(Data excerpts)
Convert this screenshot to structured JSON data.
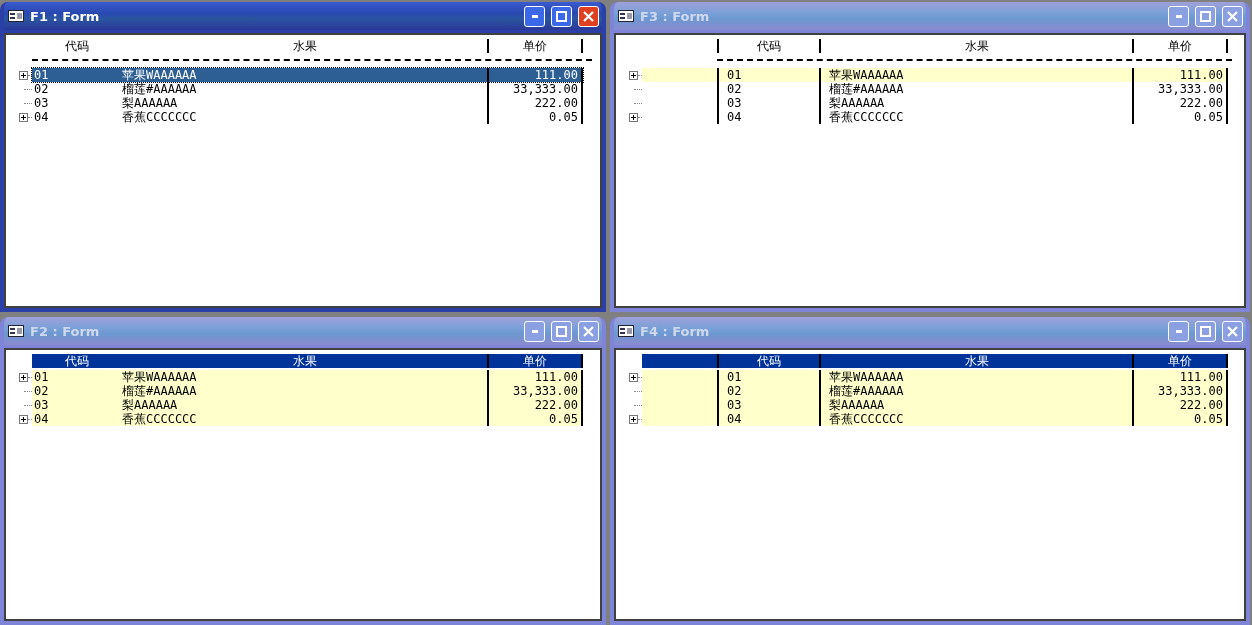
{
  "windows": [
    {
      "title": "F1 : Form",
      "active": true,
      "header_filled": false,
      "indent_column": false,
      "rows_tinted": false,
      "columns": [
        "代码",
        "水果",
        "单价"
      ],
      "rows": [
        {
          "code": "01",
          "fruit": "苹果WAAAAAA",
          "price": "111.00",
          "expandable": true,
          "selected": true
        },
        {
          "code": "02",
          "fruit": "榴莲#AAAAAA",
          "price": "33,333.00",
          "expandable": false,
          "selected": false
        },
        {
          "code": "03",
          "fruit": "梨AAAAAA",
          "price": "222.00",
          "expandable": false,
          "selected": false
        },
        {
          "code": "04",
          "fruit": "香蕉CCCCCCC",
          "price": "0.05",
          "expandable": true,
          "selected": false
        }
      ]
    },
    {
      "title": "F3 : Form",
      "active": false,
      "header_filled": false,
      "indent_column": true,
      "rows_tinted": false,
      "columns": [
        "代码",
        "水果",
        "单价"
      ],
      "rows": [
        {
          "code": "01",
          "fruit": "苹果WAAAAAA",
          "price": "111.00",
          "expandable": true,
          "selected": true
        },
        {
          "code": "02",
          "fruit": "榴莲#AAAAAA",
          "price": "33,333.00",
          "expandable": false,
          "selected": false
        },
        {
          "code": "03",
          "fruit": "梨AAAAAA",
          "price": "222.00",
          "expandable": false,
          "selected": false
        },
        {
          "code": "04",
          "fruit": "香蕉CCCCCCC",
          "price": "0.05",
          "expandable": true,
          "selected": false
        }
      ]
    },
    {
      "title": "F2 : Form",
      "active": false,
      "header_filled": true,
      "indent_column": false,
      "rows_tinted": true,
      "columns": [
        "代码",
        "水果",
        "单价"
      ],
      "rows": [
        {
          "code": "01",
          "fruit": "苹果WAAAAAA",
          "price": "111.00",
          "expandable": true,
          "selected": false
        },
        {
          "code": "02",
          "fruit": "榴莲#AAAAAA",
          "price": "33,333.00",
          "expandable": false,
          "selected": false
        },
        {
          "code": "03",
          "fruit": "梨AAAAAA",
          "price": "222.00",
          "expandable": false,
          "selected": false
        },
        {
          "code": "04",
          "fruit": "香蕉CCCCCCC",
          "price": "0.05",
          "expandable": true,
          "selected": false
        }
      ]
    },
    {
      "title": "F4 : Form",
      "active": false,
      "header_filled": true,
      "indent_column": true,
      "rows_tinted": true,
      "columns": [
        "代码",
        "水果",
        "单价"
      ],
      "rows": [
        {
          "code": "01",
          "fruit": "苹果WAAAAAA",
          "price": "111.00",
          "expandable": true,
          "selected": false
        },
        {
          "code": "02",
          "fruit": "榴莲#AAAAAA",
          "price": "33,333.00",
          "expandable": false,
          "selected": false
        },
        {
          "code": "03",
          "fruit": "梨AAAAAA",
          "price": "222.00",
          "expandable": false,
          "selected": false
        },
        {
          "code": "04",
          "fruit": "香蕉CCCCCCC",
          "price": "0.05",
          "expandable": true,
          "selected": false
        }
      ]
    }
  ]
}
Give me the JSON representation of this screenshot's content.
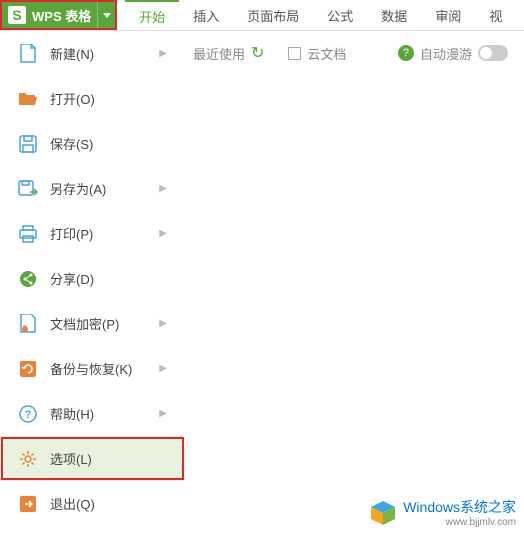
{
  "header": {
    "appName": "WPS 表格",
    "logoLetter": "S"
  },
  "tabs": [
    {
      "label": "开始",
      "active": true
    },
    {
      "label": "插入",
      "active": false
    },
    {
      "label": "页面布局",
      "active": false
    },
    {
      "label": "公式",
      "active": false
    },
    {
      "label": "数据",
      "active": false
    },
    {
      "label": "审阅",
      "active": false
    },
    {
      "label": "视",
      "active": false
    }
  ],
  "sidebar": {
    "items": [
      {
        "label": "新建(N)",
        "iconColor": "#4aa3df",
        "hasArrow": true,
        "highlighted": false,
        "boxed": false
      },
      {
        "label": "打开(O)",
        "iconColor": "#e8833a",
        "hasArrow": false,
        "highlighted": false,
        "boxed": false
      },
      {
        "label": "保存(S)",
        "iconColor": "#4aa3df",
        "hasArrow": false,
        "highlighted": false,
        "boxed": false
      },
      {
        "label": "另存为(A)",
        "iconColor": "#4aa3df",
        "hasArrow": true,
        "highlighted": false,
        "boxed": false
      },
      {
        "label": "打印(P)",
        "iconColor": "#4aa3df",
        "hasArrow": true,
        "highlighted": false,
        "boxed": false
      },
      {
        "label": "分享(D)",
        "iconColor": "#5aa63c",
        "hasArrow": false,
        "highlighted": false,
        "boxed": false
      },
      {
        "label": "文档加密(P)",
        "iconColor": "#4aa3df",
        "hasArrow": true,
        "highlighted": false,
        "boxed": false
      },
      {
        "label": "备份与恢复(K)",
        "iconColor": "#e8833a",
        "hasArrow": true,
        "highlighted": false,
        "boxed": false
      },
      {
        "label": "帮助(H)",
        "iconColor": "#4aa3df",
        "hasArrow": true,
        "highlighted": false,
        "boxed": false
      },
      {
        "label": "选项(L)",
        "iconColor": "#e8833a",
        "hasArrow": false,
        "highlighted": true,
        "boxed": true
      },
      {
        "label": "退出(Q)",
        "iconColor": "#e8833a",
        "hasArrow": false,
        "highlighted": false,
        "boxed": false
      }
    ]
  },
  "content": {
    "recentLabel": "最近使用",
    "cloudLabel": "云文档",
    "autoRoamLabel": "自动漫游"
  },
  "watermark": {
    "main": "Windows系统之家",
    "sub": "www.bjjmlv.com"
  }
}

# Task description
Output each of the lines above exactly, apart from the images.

# The answer
Convert this screenshot to structured JSON data.
{
  "windows": [
    {
      "title": "F1 : Form",
      "active": true,
      "header_filled": false,
      "indent_column": false,
      "rows_tinted": false,
      "columns": [
        "代码",
        "水果",
        "单价"
      ],
      "rows": [
        {
          "code": "01",
          "fruit": "苹果WAAAAAA",
          "price": "111.00",
          "expandable": true,
          "selected": true
        },
        {
          "code": "02",
          "fruit": "榴莲#AAAAAA",
          "price": "33,333.00",
          "expandable": false,
          "selected": false
        },
        {
          "code": "03",
          "fruit": "梨AAAAAA",
          "price": "222.00",
          "expandable": false,
          "selected": false
        },
        {
          "code": "04",
          "fruit": "香蕉CCCCCCC",
          "price": "0.05",
          "expandable": true,
          "selected": false
        }
      ]
    },
    {
      "title": "F3 : Form",
      "active": false,
      "header_filled": false,
      "indent_column": true,
      "rows_tinted": false,
      "columns": [
        "代码",
        "水果",
        "单价"
      ],
      "rows": [
        {
          "code": "01",
          "fruit": "苹果WAAAAAA",
          "price": "111.00",
          "expandable": true,
          "selected": true
        },
        {
          "code": "02",
          "fruit": "榴莲#AAAAAA",
          "price": "33,333.00",
          "expandable": false,
          "selected": false
        },
        {
          "code": "03",
          "fruit": "梨AAAAAA",
          "price": "222.00",
          "expandable": false,
          "selected": false
        },
        {
          "code": "04",
          "fruit": "香蕉CCCCCCC",
          "price": "0.05",
          "expandable": true,
          "selected": false
        }
      ]
    },
    {
      "title": "F2 : Form",
      "active": false,
      "header_filled": true,
      "indent_column": false,
      "rows_tinted": true,
      "columns": [
        "代码",
        "水果",
        "单价"
      ],
      "rows": [
        {
          "code": "01",
          "fruit": "苹果WAAAAAA",
          "price": "111.00",
          "expandable": true,
          "selected": false
        },
        {
          "code": "02",
          "fruit": "榴莲#AAAAAA",
          "price": "33,333.00",
          "expandable": false,
          "selected": false
        },
        {
          "code": "03",
          "fruit": "梨AAAAAA",
          "price": "222.00",
          "expandable": false,
          "selected": false
        },
        {
          "code": "04",
          "fruit": "香蕉CCCCCCC",
          "price": "0.05",
          "expandable": true,
          "selected": false
        }
      ]
    },
    {
      "title": "F4 : Form",
      "active": false,
      "header_filled": true,
      "indent_column": true,
      "rows_tinted": true,
      "columns": [
        "代码",
        "水果",
        "单价"
      ],
      "rows": [
        {
          "code": "01",
          "fruit": "苹果WAAAAAA",
          "price": "111.00",
          "expandable": true,
          "selected": false
        },
        {
          "code": "02",
          "fruit": "榴莲#AAAAAA",
          "price": "33,333.00",
          "expandable": false,
          "selected": false
        },
        {
          "code": "03",
          "fruit": "梨AAAAAA",
          "price": "222.00",
          "expandable": false,
          "selected": false
        },
        {
          "code": "04",
          "fruit": "香蕉CCCCCCC",
          "price": "0.05",
          "expandable": true,
          "selected": false
        }
      ]
    }
  ]
}
Give me the JSON representation of this screenshot's content.
{
  "header": {
    "appName": "WPS 表格",
    "logoLetter": "S"
  },
  "tabs": [
    {
      "label": "开始",
      "active": true
    },
    {
      "label": "插入",
      "active": false
    },
    {
      "label": "页面布局",
      "active": false
    },
    {
      "label": "公式",
      "active": false
    },
    {
      "label": "数据",
      "active": false
    },
    {
      "label": "审阅",
      "active": false
    },
    {
      "label": "视",
      "active": false
    }
  ],
  "sidebar": {
    "items": [
      {
        "label": "新建(N)",
        "iconColor": "#4aa3df",
        "hasArrow": true,
        "highlighted": false,
        "boxed": false
      },
      {
        "label": "打开(O)",
        "iconColor": "#e8833a",
        "hasArrow": false,
        "highlighted": false,
        "boxed": false
      },
      {
        "label": "保存(S)",
        "iconColor": "#4aa3df",
        "hasArrow": false,
        "highlighted": false,
        "boxed": false
      },
      {
        "label": "另存为(A)",
        "iconColor": "#4aa3df",
        "hasArrow": true,
        "highlighted": false,
        "boxed": false
      },
      {
        "label": "打印(P)",
        "iconColor": "#4aa3df",
        "hasArrow": true,
        "highlighted": false,
        "boxed": false
      },
      {
        "label": "分享(D)",
        "iconColor": "#5aa63c",
        "hasArrow": false,
        "highlighted": false,
        "boxed": false
      },
      {
        "label": "文档加密(P)",
        "iconColor": "#4aa3df",
        "hasArrow": true,
        "highlighted": false,
        "boxed": false
      },
      {
        "label": "备份与恢复(K)",
        "iconColor": "#e8833a",
        "hasArrow": true,
        "highlighted": false,
        "boxed": false
      },
      {
        "label": "帮助(H)",
        "iconColor": "#4aa3df",
        "hasArrow": true,
        "highlighted": false,
        "boxed": false
      },
      {
        "label": "选项(L)",
        "iconColor": "#e8833a",
        "hasArrow": false,
        "highlighted": true,
        "boxed": true
      },
      {
        "label": "退出(Q)",
        "iconColor": "#e8833a",
        "hasArrow": false,
        "highlighted": false,
        "boxed": false
      }
    ]
  },
  "content": {
    "recentLabel": "最近使用",
    "cloudLabel": "云文档",
    "autoRoamLabel": "自动漫游"
  },
  "watermark": {
    "main": "Windows系统之家",
    "sub": "www.bjjmlv.com"
  }
}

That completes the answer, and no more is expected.